## Directions
In the data below, find every line with the word "this" and copy it out.

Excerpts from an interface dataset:
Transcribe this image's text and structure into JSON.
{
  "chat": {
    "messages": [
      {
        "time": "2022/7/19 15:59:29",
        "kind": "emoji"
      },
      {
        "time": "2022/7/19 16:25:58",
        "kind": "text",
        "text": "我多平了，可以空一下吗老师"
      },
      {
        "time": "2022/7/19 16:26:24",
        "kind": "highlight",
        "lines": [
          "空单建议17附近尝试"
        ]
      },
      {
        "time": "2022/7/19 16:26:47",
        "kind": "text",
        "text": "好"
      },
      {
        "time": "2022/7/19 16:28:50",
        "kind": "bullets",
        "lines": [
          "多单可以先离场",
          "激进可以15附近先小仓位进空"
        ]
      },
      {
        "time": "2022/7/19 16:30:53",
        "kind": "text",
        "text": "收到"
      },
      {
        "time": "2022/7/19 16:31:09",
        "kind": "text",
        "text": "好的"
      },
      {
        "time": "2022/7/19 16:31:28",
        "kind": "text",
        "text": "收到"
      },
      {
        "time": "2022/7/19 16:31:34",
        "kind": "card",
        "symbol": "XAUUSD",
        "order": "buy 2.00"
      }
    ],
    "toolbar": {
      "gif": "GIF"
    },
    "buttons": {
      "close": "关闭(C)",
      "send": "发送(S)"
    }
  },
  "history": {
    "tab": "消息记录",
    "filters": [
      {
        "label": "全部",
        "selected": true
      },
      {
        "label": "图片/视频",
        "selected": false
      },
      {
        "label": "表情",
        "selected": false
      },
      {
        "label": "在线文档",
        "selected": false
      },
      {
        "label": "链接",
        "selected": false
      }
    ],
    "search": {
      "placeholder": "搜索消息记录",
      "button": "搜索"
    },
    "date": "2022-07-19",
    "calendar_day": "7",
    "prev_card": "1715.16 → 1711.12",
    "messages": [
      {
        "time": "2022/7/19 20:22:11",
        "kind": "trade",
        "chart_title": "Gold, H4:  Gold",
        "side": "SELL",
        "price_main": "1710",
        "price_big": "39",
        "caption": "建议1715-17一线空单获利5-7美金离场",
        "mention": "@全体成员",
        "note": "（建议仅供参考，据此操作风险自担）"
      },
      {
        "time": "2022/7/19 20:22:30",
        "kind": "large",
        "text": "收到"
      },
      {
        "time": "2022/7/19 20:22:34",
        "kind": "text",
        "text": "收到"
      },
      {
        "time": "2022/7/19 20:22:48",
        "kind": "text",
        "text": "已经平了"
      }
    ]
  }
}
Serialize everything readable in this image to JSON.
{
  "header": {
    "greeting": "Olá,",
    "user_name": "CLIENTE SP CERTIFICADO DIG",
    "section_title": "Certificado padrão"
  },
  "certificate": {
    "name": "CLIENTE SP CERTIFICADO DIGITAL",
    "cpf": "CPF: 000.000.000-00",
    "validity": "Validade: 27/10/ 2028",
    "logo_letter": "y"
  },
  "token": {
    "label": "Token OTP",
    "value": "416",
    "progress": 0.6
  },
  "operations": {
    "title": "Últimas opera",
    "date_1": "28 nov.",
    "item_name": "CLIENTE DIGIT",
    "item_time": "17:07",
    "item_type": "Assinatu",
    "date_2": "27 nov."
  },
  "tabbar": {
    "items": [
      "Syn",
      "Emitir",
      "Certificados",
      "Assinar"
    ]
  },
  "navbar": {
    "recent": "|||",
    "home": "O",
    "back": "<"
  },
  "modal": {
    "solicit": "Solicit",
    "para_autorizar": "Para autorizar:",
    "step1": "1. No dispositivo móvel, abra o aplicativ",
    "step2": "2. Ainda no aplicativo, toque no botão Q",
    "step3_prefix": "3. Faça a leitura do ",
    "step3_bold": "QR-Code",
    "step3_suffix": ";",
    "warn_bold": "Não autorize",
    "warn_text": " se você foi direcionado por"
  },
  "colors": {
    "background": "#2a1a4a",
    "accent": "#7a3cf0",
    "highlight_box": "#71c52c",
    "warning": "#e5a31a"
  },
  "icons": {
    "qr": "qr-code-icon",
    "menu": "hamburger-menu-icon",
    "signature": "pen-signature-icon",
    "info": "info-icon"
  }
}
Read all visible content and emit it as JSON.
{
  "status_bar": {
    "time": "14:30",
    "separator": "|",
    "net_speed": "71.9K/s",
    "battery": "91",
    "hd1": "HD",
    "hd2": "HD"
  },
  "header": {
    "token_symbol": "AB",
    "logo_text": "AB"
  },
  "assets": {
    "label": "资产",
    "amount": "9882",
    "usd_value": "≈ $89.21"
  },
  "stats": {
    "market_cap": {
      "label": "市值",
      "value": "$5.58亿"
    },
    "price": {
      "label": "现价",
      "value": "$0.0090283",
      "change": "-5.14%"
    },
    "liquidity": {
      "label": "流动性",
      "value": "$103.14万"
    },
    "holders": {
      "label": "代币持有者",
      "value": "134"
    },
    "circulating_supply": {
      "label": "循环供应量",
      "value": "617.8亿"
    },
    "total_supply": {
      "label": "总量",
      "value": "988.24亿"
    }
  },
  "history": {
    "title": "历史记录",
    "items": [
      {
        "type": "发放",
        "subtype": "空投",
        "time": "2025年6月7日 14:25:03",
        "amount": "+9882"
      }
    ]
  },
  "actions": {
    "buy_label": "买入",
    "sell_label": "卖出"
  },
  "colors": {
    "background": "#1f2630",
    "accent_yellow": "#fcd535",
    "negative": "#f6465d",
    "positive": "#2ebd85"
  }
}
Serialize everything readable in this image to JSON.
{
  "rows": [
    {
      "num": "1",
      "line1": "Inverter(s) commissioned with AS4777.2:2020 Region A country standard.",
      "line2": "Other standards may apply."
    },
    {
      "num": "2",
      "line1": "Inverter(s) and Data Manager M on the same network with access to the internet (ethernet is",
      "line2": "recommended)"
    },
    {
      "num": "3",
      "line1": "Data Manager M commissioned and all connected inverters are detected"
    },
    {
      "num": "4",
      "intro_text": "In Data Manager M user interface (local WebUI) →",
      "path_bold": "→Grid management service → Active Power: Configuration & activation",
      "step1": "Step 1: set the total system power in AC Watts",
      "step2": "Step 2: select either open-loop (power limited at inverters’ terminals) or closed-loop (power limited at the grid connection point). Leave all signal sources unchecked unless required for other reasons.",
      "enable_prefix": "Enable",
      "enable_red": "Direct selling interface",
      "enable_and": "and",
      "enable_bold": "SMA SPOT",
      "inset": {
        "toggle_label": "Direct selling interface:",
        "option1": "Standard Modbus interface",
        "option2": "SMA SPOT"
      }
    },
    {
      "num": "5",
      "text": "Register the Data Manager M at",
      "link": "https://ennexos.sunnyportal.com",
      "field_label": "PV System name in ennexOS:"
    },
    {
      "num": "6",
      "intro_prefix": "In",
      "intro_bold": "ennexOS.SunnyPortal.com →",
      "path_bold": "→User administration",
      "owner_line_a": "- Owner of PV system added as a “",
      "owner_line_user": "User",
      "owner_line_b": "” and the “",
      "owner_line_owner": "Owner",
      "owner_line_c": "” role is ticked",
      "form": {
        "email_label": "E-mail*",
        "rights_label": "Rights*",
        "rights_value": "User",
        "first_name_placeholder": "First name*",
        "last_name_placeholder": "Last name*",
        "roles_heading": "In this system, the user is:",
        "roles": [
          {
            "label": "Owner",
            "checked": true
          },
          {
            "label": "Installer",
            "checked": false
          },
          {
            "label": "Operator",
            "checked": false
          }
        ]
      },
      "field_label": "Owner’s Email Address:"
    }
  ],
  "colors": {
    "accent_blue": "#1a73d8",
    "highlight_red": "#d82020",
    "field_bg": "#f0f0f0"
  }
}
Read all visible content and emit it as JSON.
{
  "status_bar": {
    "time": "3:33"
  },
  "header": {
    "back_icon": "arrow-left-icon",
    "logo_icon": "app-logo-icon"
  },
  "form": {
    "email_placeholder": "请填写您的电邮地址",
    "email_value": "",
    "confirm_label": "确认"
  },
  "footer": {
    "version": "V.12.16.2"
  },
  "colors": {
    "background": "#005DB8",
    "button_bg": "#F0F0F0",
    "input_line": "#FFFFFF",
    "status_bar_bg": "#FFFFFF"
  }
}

## Answer box
Transcribe this image's text and structure into JSON.
Serialize everything readable in this image to JSON.
Serialize everything readable in this image to JSON.
        "roles_heading": "In this system, the user is:",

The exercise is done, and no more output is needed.